In the days leading up to a presidential inauguration that has left the nation deeply divided, the keynote speaker at the 25th annual Martin Luther King Jr. “I Have a Dream” ceremony reminded his audience of a key area where we can find commonalities: education.
Blake Morant, dean of the George Washington University Law School, stood before the hundreds of men, women, and children gathered in the auditorium of the Douglass Community Center in Leesburg, and said King would be proud “of the rainbow of people” attending the ceremony. As King was an educated man himself who inspired many with his words, Morant said he took time in preparing his speech to look back at some of the civil rights leader’s earlier works before he had completed his education. He drew reference to King’s thesis at Morehouse College where he wrote that, “Intelligence is not enough. It must be matched with character.”
“That’s the true mark of education,” Morant emphasized. He also recalled the earlier advice of his late grandfather, a longtime minister, who told him, “You can have all the book learning, but if you don’t have common sense, it does you no good.”
Morant said there is an opportunity for us all to focus on the commonalities we all share, and to do that through education. And education isn’t contained just to classrooms, but from what we can share with each other through conversation and learning from each other, he emphasized.
That’s a stance shared by the late poet and civil rights activist Maya Angelou, with whom Morant was invited to share dinner when he was the dean of the Wake Forest University Law School.
“She referenced the message of commonality in education as a way of building character and helping us learn from each other,” Morant recalled of the night they met. Angelo also advised Morant that educators have a special role in helping others to “understand the beauty of humanity and the commonalities we share.”
Another instance that drew comparison for Morant was when a Winston-Salem, NC, elementary school was “adopted” by a local law firm, which took the students under its wings to provide mentorship and guidance. The elementary school saw its test scores go from some of the lowest in the region to some of the highest, but Morant said the law firm members reported that they learned more from the children than they ever dreamed.
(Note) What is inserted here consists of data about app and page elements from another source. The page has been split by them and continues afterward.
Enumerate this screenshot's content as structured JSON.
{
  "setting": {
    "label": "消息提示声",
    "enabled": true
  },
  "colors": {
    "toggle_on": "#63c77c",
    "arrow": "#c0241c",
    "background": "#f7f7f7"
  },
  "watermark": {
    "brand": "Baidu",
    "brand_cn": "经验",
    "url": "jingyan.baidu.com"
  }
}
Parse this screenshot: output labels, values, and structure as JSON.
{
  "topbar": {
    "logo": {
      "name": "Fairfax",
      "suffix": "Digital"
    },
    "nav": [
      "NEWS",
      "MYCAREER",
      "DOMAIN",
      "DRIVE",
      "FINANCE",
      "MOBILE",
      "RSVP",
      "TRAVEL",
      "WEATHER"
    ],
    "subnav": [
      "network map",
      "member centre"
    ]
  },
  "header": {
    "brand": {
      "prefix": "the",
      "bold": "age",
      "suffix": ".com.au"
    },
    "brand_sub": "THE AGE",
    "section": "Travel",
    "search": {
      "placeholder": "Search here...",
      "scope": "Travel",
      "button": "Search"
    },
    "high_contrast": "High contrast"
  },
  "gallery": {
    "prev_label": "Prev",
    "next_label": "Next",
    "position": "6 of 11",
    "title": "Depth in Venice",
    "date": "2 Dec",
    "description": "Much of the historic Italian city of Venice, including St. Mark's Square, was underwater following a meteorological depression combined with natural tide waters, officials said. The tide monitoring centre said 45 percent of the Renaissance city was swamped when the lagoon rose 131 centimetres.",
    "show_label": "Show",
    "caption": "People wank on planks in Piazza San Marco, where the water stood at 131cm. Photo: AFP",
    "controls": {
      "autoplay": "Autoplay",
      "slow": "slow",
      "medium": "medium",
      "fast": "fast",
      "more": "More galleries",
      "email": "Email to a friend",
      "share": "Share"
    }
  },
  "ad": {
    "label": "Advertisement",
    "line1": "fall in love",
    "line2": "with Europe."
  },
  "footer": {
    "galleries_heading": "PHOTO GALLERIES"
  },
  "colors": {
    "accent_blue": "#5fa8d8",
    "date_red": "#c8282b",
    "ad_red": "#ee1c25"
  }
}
“The kids educated us about the spirit of community,” Morant recalls hearing from those at the firm.
He ended his talk on a hopeful note.
Morant said the spirit exhibited both during the morning’s march and the ceremony at Douglass Community Center “lets me know that really reinforcing our commonalities through education is a very important task we have.”
“No matter what shall come, we shall march forward,” he said. “The spirit which [King] lived and died for, which Dr. Angelou manifested, and which you all exhibited today will serve us for many years to come.”
The ceremony also featured performances from local community groups, bands and choirs, that brought many in the audience to their feet. Local and state politicians were in attendance for the morning’s events, including Rep. Barbara Comstock (R-VA-10), as well as many members of the Loudoun County Board of Supervisors and Leesburg Town Council.